Do we actually make the most of our day according to how our brains work? This essential piece of information alone could save you loads of time and frustration…
1. Left and Right Brain: Truth or Myth?
Many of us have grown up with the notion of the left versus the right brain, and what that means for your preferences or personality. Recap: those who are more logical and organised are said to be more left-brain orientated, while those who are more free-thinking and creative are said to be right-brain dominant. When it comes to productivity, people who support this distinction advise different ways of approaching your studies or work. Left-hand dominated people are advised to work alone and be aware of their need for structure, whereas right-hand dominant people are told to try and be more organised and to focus on finishing a task.
While we might all subscribe to this dichotomy to some degree, can we as complex humans be so easily divided into one of these two categories? Recent research suggests that this way of looking at how our brains work is limited, and that although there are focused centres for processing different kinds of information in certain parts of the brain, overall, activity takes place across the two hemispheres. Neuroscientists believe that maths skills are thought to be more logical and left-brain orientated, being good at maths actually requires processes that take place in both left and right hand regions of the brain.
2. Making the Divide Work: Brain Gym
Take control and mesh the two sides together for optimum functioning. One method to improve overall co-ordination and cognitive abilities is Brain Gym, which consists of 26 exercises that have been developed to synchronise brain and motor functioning. One example of these exercises is “cross crawl”, where you lift one knee and touch it with the opposite hand, do the reverse and then repeat for several repetitions.
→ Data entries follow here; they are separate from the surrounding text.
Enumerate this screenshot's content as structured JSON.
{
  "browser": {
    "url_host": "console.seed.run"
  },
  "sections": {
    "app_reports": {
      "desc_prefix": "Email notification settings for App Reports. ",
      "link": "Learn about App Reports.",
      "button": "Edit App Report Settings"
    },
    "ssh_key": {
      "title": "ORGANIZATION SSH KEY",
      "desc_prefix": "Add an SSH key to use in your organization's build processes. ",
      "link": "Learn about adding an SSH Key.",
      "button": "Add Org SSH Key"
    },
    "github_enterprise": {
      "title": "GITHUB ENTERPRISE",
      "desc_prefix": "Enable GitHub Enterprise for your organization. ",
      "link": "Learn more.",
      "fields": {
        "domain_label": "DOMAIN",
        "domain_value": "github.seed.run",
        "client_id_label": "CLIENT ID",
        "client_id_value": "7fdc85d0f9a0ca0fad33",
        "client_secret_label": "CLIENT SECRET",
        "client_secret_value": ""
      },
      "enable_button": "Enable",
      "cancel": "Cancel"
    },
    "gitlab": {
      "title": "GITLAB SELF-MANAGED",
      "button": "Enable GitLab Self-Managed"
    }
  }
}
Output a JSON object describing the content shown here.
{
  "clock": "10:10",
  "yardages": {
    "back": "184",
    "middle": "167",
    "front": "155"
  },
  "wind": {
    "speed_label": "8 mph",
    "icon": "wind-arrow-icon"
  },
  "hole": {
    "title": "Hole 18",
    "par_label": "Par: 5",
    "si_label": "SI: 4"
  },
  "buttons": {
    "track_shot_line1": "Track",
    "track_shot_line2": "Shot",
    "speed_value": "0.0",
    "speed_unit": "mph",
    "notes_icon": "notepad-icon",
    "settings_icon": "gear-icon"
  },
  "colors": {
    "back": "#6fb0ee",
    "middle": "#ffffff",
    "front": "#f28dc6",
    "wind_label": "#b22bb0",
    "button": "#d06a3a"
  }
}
By doing these kinds of exercises, you engage different parts of your brain, and can therefore approach work more effectively. Other applications, such as Lumosity, also advocate working your mind in different ways. Using various cognitive exercises in a very user-friendly application on your phone or tablet, Lumosity develops different cognitive skills such as memory and pattern matching, thereby engaging various processing centres of the brain and allowing you to track your progress and focus on the skills you would most like to improve.